Is this the concept to which the Prime Minister claims to subscribe? While he speaks of equal respect for all religions, he retains as his Home Minister yet another accused in the Babri Masjid case. And is it merely coincidental that the attacks on Christians have become frequent and systematic after Mrs. Sonia Gandhi became the leader of the Congress(I)? Are these attacks not politics by other means and are not the BJP Government's low- key condemnations of them a confirmation of this?

Compare this party politics with what the equal respect concept in fact entails politically. Had the outlook underlying Hindutva as also the Huntington clash-of-civilisations thesis, which recently originated in the U.S., been allowed to define Indian nationalism, it would have taken very little to give an anti- Christian twist to the Indian freedom struggle. That this did not happen despite the repeated colonial jibe that the Congress was Hindu-oriented is a tribute not only to the contribution Indian Christians such as Joseph Baptista, Madhusudan Das, S. K. Rudra, J. C. Kumarappa, S. K. Datta and many others had made to aspects of the struggle; it was also a momentous triumph of the concept of equal respect for all religions.

A struggle against the Raj conducted for nearly three decades at the mass level did not take on an anti-Christian character. On the contrary, the message of the Sermon on the Mount was popularised by Indian nationalists in a manner that has never happened in any country not predominantly Christian. The Hindutva organisations, on the other hand, as their track record after Mrs. Sonia Gandhi came to the fore in the Congress(I) suggests, are incapable of internalising the concept of equal respect.

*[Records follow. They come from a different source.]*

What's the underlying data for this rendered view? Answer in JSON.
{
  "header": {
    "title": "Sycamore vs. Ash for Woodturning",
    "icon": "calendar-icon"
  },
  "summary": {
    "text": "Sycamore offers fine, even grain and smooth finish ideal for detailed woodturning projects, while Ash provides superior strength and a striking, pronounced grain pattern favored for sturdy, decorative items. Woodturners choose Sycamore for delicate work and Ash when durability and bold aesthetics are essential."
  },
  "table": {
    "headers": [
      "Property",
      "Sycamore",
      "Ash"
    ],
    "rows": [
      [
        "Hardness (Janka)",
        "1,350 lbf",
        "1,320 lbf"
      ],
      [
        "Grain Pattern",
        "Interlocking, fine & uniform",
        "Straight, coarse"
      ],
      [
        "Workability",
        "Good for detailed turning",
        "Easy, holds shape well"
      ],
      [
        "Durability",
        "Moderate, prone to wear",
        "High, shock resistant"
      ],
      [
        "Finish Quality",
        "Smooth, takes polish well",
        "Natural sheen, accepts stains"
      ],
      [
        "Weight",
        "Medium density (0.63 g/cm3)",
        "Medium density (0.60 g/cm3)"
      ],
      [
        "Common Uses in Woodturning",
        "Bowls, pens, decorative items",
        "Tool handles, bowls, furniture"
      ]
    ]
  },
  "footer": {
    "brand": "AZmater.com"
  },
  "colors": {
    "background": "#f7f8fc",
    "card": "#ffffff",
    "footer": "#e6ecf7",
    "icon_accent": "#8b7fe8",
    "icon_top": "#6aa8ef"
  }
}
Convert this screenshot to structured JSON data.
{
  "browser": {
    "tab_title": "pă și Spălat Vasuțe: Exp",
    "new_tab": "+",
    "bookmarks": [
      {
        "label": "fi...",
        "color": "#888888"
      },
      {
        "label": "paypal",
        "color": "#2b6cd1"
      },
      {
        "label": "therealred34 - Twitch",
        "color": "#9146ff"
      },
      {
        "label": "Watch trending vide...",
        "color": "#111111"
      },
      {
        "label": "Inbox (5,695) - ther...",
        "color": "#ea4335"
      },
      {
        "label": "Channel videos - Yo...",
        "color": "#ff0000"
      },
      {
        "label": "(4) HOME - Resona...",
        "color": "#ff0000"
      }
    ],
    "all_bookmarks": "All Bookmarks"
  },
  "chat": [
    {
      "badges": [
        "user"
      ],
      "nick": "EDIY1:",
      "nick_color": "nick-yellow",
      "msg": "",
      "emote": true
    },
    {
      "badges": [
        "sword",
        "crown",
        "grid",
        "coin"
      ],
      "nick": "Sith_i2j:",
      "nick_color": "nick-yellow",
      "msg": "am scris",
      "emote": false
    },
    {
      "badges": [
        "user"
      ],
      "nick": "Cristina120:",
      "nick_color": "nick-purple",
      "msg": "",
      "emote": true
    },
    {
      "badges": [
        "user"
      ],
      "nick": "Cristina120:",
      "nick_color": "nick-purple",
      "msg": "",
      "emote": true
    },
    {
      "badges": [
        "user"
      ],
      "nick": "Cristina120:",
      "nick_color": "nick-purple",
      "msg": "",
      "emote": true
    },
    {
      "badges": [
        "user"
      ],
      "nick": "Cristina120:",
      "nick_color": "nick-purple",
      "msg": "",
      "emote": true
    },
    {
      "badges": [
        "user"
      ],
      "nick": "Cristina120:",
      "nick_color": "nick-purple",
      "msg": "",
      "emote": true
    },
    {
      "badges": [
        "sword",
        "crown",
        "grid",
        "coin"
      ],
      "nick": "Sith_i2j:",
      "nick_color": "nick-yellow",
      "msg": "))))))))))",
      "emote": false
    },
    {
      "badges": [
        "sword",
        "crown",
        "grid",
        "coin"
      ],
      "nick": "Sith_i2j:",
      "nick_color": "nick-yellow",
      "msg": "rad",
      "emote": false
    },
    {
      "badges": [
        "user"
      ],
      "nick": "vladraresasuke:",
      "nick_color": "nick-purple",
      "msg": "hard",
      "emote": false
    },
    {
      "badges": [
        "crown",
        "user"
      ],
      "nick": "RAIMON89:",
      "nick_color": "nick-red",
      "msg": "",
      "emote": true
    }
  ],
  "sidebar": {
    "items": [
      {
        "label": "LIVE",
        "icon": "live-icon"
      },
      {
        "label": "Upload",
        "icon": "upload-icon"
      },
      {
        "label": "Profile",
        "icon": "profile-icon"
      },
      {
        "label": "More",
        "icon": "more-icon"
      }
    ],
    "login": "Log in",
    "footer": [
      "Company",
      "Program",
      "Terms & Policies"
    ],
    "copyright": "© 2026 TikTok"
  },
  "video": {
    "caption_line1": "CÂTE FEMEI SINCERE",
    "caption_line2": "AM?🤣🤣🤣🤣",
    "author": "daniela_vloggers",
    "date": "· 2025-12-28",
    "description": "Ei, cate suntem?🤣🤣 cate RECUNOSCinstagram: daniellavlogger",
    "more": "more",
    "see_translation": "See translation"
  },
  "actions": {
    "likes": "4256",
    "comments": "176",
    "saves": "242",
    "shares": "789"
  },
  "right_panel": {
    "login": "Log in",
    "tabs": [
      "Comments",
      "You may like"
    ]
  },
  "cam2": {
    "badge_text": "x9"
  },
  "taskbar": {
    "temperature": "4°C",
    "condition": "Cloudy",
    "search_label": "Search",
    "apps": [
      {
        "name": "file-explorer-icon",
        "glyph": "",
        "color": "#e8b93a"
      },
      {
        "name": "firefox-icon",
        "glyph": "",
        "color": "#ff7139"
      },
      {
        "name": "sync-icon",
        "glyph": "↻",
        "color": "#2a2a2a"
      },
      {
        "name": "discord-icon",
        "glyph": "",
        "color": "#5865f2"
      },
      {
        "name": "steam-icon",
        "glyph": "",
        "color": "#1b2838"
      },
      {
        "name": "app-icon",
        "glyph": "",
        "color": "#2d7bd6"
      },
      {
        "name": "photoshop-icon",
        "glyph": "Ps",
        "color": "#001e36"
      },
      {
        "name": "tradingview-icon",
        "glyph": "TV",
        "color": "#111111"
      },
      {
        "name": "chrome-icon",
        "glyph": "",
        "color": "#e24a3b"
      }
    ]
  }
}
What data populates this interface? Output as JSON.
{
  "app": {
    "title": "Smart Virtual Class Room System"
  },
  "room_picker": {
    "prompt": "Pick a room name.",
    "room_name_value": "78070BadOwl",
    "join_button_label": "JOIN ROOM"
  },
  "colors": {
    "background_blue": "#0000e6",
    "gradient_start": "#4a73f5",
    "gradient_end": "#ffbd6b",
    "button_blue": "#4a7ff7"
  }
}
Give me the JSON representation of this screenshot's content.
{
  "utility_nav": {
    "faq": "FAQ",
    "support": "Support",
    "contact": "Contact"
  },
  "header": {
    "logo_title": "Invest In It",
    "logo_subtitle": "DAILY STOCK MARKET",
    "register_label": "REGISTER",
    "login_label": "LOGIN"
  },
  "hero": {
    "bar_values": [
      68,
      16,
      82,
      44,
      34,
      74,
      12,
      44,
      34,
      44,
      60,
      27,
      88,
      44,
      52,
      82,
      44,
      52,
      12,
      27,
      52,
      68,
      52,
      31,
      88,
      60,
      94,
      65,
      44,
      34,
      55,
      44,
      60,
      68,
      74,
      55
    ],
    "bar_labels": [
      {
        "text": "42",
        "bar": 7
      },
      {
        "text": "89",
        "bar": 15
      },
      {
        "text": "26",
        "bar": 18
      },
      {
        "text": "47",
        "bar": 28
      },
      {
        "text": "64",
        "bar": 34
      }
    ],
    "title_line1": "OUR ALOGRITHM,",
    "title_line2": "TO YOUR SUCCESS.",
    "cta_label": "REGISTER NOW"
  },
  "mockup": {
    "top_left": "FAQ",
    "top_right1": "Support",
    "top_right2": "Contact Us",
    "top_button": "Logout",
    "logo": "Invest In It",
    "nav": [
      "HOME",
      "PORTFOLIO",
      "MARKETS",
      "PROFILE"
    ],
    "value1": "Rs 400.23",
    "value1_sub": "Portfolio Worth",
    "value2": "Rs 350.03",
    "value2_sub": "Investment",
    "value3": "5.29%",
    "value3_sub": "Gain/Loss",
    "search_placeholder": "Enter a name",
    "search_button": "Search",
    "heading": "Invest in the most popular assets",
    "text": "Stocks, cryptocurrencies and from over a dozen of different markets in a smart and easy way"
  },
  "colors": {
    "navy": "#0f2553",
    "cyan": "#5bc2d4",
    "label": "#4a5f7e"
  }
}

At the state-level, equal respect for all religions cannot mean a state without humanism. Humanism is the key element in the making of a secular state. That the state in independent India would be religiously neutral was stipulated in the 1931 Karachi resolution to which Gandhi, Azad and Nehru were all party. Neutrality does not mean that the state would stand by while people did what they liked in the name of each religion. It cannot be neutral between humanistic and anti-humanistic religious impulses. It would respect religion; but it would also offer a humanistic critique of it.

Constitutional safeguards for minorities are important. But they too rest upon the existence in society of feelings of equal respect for all religions. To appreciate the relationship between such safeguards and the concept of equal respect, consider this: suppose prior to independence all demands, including the most extravagant, raised on behalf of every sectional minority had been conceded. What guarantee would there be that the compact would be maintained after independence?

Feelings of mutual respect among the communities are the ultimate safeguard. The moment that respect goes, no Constitution can substitute for it. No safeguards will count if society does not find it within itself to live by them. That is why Hindutva is so pernicious a phenomenon. If it undermines mutual respect in society, what it does or does not do to the state will only be consequential to the damage it would already have inflicted. That is also why the notion of equal respect must be carefully understood. It may be further refined. It may be supplemented. It must never be dismissed. In some respects it goes beyond many European secularisms which rest primarily on a reduced visibility of the religious element even as the idea of privileged official religion is retained in the state and the laws, as in the case of the blasphemy law in England.